If you have been in the Doom scene long enough, you know quite a certain amount of "professional" doomsters and a lot of bands. Then someone comes along and tells you that the new The Wandering Midget does not sound like Reverend Bizarre and you wonder when you look at the rather strange motive of the cover art, put the record in... and....to me they still do. Sure they do not sound exactly like their long deceased Finnish peer-band. But singer Samuel Wormius is pretty damn near to Albert Witchfinder's pathos-filled vocals. That given fact and their love for the slow slow side of the traditional doom sector make it hard to not draw the obvious link. And if you love Reverend Bizarre, you will at least like this album that offers just 4 tracks (there's a bonus track on the vinyl edition), but 55 minutes of pure Doom.
But I do not want to make it that easy for me. I gave it a lot of listens and see if you dig a little deeper, you can find some more. Especially in the opener 'Prince Of Fire' with nearly a hookline in the refrain, Manowar-shouts and a flashing of The Gates Of Slumber's slower moments. And this song is not even 6 minutes long.
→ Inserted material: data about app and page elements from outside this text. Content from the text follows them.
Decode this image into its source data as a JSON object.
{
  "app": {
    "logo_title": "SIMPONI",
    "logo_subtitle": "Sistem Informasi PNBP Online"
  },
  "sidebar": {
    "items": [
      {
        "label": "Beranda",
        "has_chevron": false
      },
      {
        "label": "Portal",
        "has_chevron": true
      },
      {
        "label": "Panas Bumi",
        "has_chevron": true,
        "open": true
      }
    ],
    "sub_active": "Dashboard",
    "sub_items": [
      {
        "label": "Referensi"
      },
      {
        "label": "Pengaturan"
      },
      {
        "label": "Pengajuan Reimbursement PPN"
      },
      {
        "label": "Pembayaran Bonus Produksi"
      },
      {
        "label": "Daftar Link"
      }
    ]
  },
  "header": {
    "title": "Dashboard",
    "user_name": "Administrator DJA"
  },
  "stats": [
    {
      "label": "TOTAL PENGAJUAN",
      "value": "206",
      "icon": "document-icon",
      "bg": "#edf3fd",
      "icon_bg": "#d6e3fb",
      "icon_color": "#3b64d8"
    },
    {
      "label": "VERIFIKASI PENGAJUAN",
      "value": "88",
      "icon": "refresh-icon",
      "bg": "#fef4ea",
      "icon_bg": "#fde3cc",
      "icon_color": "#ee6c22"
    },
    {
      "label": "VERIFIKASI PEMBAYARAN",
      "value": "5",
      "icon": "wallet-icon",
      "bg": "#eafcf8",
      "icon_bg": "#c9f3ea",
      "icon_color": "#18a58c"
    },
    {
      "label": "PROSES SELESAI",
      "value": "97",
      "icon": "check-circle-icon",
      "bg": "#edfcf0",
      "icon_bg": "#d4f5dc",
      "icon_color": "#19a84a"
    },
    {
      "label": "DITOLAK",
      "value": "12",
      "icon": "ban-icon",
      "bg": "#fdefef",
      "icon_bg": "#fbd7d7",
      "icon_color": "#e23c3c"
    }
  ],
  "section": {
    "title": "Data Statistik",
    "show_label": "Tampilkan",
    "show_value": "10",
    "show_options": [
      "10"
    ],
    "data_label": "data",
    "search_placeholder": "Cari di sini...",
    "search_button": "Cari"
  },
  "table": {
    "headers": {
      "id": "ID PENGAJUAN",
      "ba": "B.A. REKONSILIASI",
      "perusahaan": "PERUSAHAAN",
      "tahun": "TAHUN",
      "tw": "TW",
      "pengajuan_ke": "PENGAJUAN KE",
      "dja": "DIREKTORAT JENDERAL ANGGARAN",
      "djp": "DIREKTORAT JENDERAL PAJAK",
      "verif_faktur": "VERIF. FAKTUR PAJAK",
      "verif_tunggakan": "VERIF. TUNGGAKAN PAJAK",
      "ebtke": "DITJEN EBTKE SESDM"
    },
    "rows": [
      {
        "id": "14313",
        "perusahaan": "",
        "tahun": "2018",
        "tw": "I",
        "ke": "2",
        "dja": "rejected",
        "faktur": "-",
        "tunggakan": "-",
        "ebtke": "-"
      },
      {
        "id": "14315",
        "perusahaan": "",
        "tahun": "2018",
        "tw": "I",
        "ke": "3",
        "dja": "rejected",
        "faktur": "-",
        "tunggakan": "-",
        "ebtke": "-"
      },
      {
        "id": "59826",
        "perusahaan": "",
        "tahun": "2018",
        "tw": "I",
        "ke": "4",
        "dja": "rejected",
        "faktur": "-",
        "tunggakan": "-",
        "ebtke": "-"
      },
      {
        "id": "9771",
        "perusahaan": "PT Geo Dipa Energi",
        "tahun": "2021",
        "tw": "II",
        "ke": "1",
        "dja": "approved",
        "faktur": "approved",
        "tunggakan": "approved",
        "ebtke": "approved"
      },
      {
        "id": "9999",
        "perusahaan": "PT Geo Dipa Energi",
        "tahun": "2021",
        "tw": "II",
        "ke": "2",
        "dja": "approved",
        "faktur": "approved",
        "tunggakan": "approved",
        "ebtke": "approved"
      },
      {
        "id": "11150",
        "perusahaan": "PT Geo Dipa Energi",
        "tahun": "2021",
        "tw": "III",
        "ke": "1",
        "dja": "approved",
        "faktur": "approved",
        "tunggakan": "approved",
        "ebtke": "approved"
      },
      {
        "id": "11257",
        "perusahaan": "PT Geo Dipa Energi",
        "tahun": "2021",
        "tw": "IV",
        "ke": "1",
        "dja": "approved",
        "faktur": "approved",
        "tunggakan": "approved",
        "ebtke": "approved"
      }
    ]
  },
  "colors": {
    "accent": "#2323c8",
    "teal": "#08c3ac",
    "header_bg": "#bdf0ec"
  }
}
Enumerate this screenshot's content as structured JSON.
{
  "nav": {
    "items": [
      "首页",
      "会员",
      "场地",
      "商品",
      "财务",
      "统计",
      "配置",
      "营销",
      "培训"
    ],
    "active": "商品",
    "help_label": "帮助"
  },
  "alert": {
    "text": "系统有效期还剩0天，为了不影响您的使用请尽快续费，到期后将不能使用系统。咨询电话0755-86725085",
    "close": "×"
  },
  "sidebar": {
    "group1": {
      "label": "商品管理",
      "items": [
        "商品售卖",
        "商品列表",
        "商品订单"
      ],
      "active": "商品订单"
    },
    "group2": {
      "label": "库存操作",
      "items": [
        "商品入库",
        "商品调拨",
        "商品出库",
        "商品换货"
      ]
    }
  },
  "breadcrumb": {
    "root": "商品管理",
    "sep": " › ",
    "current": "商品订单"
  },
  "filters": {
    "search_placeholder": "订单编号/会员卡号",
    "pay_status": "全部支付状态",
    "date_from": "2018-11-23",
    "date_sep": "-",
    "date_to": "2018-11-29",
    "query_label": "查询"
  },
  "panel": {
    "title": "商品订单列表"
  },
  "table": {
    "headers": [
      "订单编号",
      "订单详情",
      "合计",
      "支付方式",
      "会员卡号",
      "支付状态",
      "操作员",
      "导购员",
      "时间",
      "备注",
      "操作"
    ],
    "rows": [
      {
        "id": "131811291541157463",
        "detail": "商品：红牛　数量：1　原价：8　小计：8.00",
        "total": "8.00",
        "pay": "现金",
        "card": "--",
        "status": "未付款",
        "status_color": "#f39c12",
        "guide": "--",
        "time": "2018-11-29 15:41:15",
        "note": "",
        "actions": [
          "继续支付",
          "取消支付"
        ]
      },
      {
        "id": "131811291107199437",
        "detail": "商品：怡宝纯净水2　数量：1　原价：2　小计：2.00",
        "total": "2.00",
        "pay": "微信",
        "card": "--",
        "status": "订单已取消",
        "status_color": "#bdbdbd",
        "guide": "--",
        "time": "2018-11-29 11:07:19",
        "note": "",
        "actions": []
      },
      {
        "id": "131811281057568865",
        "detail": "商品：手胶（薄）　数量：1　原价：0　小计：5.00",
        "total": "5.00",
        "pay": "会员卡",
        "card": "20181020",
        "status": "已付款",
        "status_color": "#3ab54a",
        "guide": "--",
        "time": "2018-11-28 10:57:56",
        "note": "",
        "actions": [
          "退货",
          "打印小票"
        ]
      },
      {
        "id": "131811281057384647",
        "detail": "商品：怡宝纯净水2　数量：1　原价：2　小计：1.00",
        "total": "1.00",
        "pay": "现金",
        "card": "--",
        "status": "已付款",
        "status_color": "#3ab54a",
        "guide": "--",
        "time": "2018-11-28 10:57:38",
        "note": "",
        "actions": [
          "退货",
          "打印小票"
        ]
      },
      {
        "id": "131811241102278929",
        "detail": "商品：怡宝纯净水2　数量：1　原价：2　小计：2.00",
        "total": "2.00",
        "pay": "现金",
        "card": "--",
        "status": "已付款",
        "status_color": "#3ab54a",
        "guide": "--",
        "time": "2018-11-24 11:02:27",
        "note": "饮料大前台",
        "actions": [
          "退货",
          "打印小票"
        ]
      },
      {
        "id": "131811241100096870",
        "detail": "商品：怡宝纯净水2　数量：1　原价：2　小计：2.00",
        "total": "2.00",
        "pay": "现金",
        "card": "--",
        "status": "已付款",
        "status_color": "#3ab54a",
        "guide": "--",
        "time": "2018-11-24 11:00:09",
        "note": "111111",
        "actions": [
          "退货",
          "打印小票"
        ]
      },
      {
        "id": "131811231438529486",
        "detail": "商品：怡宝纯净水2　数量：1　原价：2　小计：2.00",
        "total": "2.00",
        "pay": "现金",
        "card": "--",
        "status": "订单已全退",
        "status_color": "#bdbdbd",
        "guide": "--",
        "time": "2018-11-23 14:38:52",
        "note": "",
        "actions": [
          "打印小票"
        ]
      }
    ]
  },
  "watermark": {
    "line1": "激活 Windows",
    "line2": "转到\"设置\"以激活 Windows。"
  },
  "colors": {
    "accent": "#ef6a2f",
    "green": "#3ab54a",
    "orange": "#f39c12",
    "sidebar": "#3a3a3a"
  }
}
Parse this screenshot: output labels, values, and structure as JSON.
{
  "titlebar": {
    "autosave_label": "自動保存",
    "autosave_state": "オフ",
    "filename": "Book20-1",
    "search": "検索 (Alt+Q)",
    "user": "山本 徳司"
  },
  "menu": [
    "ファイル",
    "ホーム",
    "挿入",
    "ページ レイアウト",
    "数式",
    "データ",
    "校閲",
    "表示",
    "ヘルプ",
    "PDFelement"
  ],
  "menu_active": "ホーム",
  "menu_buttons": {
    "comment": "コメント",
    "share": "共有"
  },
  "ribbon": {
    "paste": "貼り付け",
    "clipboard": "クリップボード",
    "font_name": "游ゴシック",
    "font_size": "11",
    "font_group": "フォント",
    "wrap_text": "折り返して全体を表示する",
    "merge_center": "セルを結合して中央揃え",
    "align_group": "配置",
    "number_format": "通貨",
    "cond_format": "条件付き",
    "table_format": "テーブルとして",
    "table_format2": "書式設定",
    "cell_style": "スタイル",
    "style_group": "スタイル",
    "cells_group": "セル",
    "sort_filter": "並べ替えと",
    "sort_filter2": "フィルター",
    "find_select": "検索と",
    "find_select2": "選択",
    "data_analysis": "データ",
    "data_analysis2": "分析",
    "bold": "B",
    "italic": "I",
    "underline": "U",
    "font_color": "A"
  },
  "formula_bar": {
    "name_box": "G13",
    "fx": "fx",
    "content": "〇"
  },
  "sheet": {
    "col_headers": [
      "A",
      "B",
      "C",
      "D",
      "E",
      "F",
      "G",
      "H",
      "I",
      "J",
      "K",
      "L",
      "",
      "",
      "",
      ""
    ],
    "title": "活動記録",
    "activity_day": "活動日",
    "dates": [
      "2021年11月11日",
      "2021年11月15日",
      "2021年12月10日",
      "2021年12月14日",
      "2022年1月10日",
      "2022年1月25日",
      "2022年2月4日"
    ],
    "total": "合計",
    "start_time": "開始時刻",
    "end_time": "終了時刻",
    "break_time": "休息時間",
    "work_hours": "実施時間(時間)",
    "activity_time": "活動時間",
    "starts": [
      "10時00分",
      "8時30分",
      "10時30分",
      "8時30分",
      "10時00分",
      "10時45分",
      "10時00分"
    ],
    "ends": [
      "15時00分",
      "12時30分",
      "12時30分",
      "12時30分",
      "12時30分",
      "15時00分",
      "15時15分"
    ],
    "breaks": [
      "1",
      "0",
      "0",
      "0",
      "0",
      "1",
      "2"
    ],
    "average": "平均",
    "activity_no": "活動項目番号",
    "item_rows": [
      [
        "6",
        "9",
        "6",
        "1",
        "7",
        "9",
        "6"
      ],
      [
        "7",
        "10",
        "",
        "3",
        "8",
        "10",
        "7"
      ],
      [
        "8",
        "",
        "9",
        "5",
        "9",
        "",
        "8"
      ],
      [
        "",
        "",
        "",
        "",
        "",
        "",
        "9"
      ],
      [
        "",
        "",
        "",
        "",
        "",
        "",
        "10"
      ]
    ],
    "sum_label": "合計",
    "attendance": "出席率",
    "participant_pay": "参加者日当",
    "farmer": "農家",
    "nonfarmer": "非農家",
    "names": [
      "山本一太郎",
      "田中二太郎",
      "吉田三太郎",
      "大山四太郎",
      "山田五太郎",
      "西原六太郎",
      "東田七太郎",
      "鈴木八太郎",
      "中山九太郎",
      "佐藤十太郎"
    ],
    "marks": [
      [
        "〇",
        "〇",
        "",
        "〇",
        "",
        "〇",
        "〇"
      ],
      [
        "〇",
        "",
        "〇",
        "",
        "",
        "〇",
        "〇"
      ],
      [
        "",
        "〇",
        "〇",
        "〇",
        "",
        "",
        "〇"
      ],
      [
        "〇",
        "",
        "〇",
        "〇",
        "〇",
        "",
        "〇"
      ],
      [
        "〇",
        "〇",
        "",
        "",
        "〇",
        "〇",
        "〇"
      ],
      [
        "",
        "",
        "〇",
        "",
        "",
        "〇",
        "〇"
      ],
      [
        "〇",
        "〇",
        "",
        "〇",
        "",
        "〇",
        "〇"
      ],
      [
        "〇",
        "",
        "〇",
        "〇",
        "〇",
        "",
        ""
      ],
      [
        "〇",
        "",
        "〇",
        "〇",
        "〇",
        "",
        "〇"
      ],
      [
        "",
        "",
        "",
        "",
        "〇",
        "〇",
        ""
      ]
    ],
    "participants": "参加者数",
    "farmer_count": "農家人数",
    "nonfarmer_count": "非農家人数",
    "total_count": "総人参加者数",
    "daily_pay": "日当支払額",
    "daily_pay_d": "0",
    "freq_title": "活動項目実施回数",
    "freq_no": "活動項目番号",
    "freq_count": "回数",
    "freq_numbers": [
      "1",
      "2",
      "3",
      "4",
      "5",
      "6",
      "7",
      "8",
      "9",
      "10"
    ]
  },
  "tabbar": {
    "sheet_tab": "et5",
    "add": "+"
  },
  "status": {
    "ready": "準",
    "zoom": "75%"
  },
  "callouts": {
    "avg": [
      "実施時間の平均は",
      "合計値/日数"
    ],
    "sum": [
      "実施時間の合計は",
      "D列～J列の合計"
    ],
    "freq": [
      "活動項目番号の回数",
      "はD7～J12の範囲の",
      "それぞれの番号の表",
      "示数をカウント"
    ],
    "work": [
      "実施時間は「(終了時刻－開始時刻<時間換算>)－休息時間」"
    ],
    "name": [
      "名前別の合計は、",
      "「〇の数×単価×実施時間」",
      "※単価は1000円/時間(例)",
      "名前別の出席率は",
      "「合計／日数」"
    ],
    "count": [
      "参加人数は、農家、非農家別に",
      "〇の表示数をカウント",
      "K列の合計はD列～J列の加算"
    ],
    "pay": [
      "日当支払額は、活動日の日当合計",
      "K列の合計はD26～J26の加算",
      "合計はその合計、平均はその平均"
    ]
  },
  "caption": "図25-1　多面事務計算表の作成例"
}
Remember that the album clocks at 55 minutes? Right. Now we got three epic long tracks to follow the opener. The music than shifts between total minimalisms like the verses in 'Temples In The Sky' and more mid-tempo riffs.
But every now and then the band tries to incorporate a bit of psychedelic feeling with calmer guitar parts and wah-effects even on the bass. These are the moments that fit the album cover most, I would say. The best example are the last few minutes of the song 'She-Wolf' that kicks off with a nice rocking riff and a stomping mid-tempo reminding of 80s Pentagram. No wonder I like this side of the band best. So, The Wandering Midget, though not being the top band of this genre, have something to offer for most of the traditionalists out there.